### WORK ORDER
If a line below contains the word "label", count it; give only the total.

++++ GIVEN INFORMATION

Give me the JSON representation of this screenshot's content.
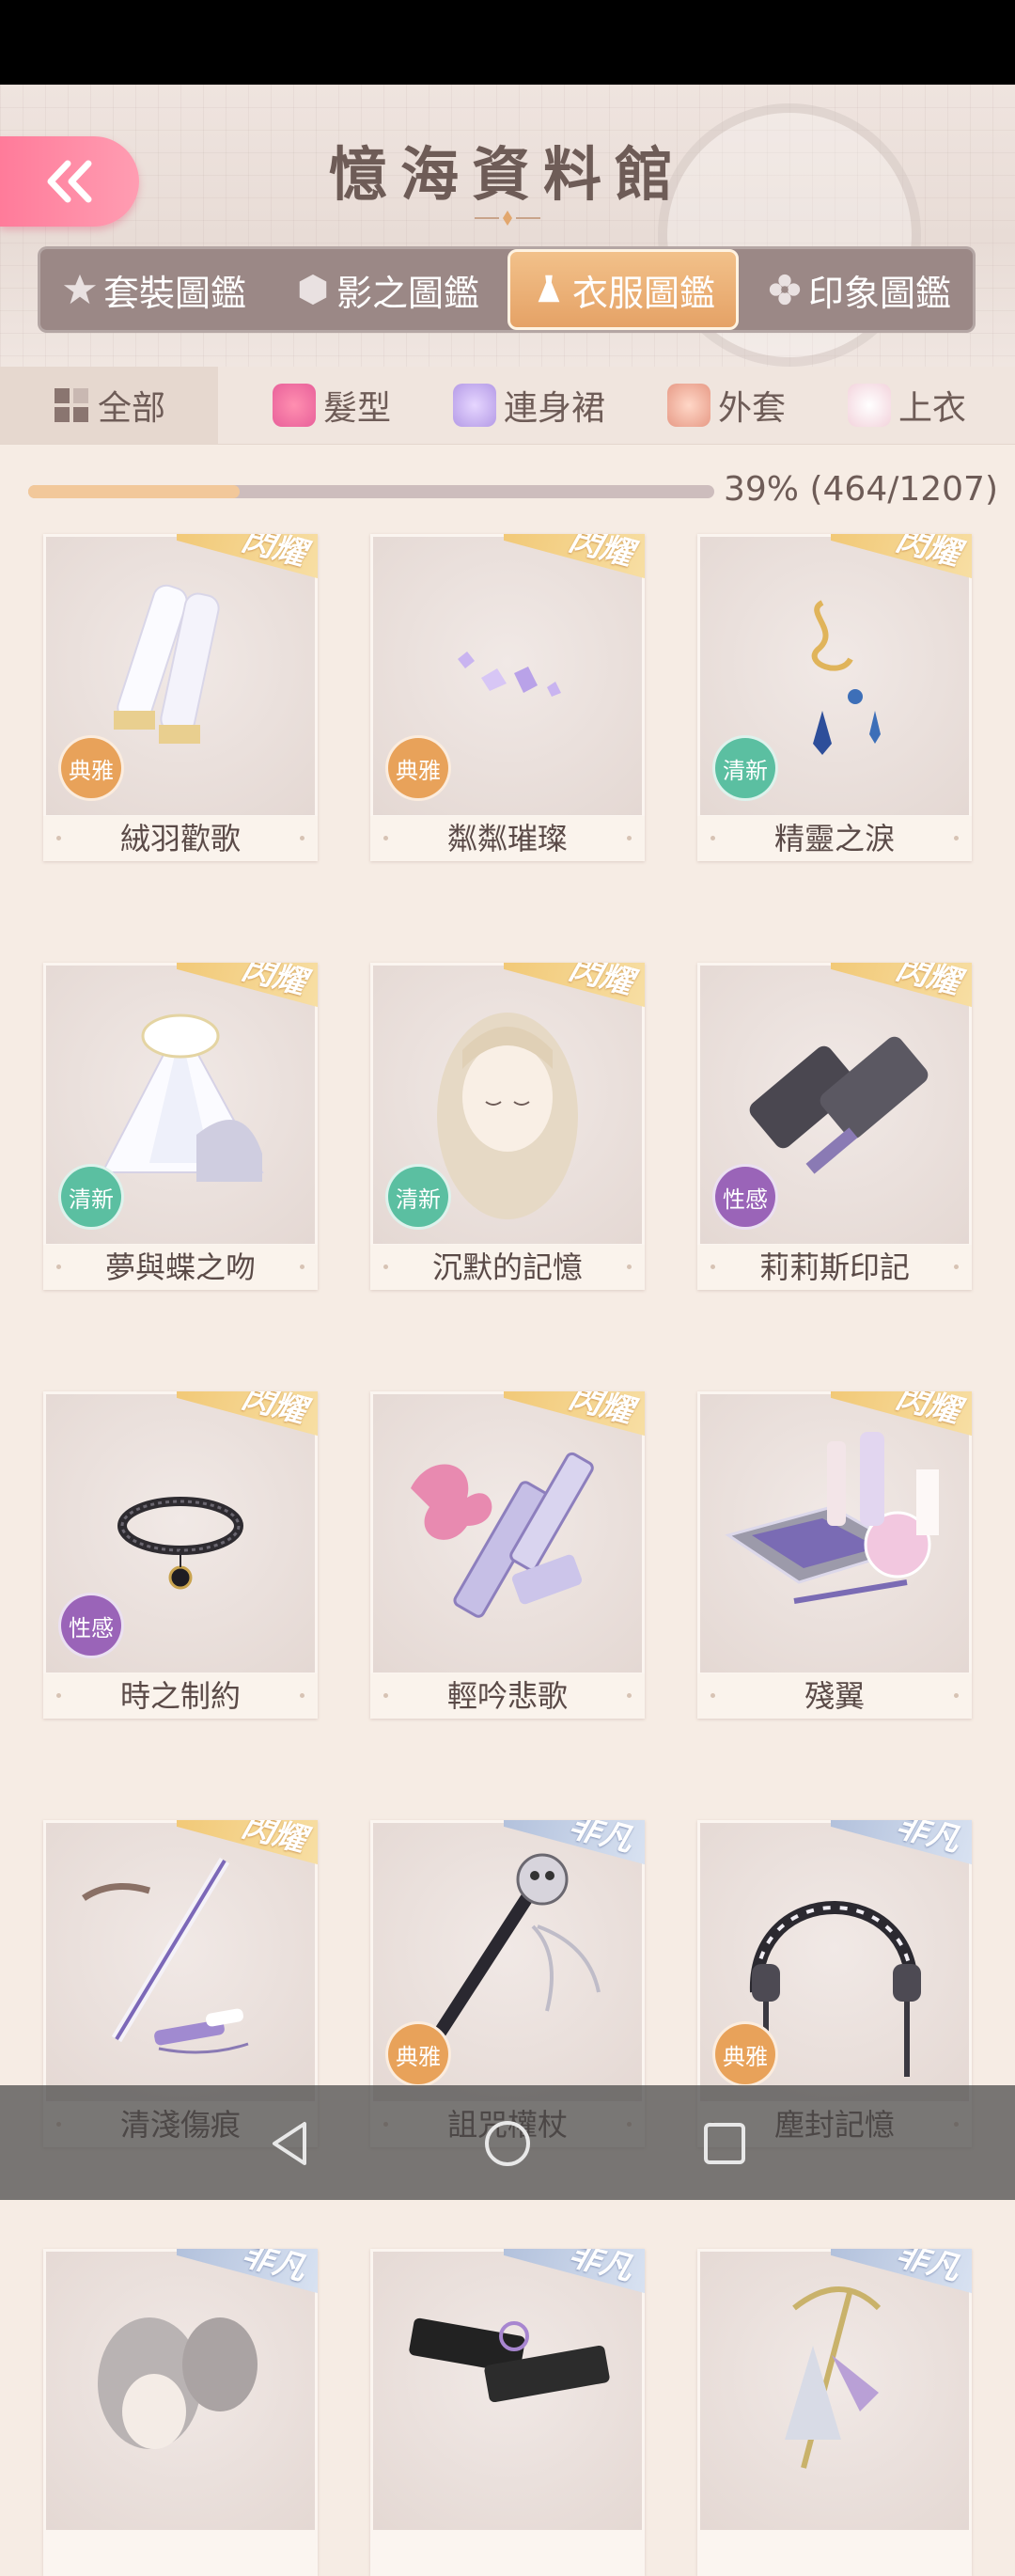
{
  "header": {
    "title": "憶海資料館"
  },
  "tabs": [
    {
      "label": "套裝圖鑑",
      "icon": "star-icon",
      "active": false
    },
    {
      "label": "影之圖鑑",
      "icon": "hexagon-icon",
      "active": false
    },
    {
      "label": "衣服圖鑑",
      "icon": "dress-icon",
      "active": true
    },
    {
      "label": "印象圖鑑",
      "icon": "flower-icon",
      "active": false
    }
  ],
  "categories": [
    {
      "label": "全部",
      "active": true
    },
    {
      "label": "髮型"
    },
    {
      "label": "連身裙"
    },
    {
      "label": "外套"
    },
    {
      "label": "上衣"
    }
  ],
  "progress": {
    "text": "39% (464/1207)",
    "value": 0.39
  },
  "items": [
    {
      "name": "絨羽歡歌",
      "rarity": "閃耀",
      "tag": "典雅",
      "tagType": "dianya",
      "art": "gloves"
    },
    {
      "name": "粼粼璀璨",
      "rarity": "閃耀",
      "tag": "典雅",
      "tagType": "dianya",
      "art": "gems"
    },
    {
      "name": "精靈之淚",
      "rarity": "閃耀",
      "tag": "清新",
      "tagType": "qingxin",
      "art": "earring"
    },
    {
      "name": "夢與蝶之吻",
      "rarity": "閃耀",
      "tag": "清新",
      "tagType": "qingxin",
      "art": "dress"
    },
    {
      "name": "沉默的記憶",
      "rarity": "閃耀",
      "tag": "清新",
      "tagType": "qingxin",
      "art": "hair"
    },
    {
      "name": "莉莉斯印記",
      "rarity": "閃耀",
      "tag": "性感",
      "tagType": "xinggan",
      "art": "gloves-dark"
    },
    {
      "name": "時之制約",
      "rarity": "閃耀",
      "tag": "性感",
      "tagType": "xinggan",
      "art": "choker"
    },
    {
      "name": "輕吟悲歌",
      "rarity": "閃耀",
      "tag": "",
      "tagType": "",
      "art": "lipstick"
    },
    {
      "name": "殘翼",
      "rarity": "閃耀",
      "tag": "",
      "tagType": "",
      "art": "makeup"
    },
    {
      "name": "清淺傷痕",
      "rarity": "閃耀",
      "tag": "",
      "tagType": "",
      "art": "pen"
    },
    {
      "name": "詛咒權杖",
      "rarity": "非凡",
      "tag": "典雅",
      "tagType": "dianya",
      "art": "scepter"
    },
    {
      "name": "塵封記憶",
      "rarity": "非凡",
      "tag": "典雅",
      "tagType": "dianya",
      "art": "headband"
    },
    {
      "name": "",
      "rarity": "非凡",
      "tag": "",
      "tagType": "",
      "art": "hair-gray"
    },
    {
      "name": "",
      "rarity": "非凡",
      "tag": "",
      "tagType": "",
      "art": "belt"
    },
    {
      "name": "",
      "rarity": "非凡",
      "tag": "",
      "tagType": "",
      "art": "umbrella"
    }
  ],
  "colors": {
    "accent": "#e5a266",
    "back": "#ff8aa6",
    "badge_dianya": "#e8a25a",
    "badge_qingxin": "#5bbfa1",
    "badge_xinggan": "#9a64b8"
  }
}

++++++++

### RESPONSE BELOW
9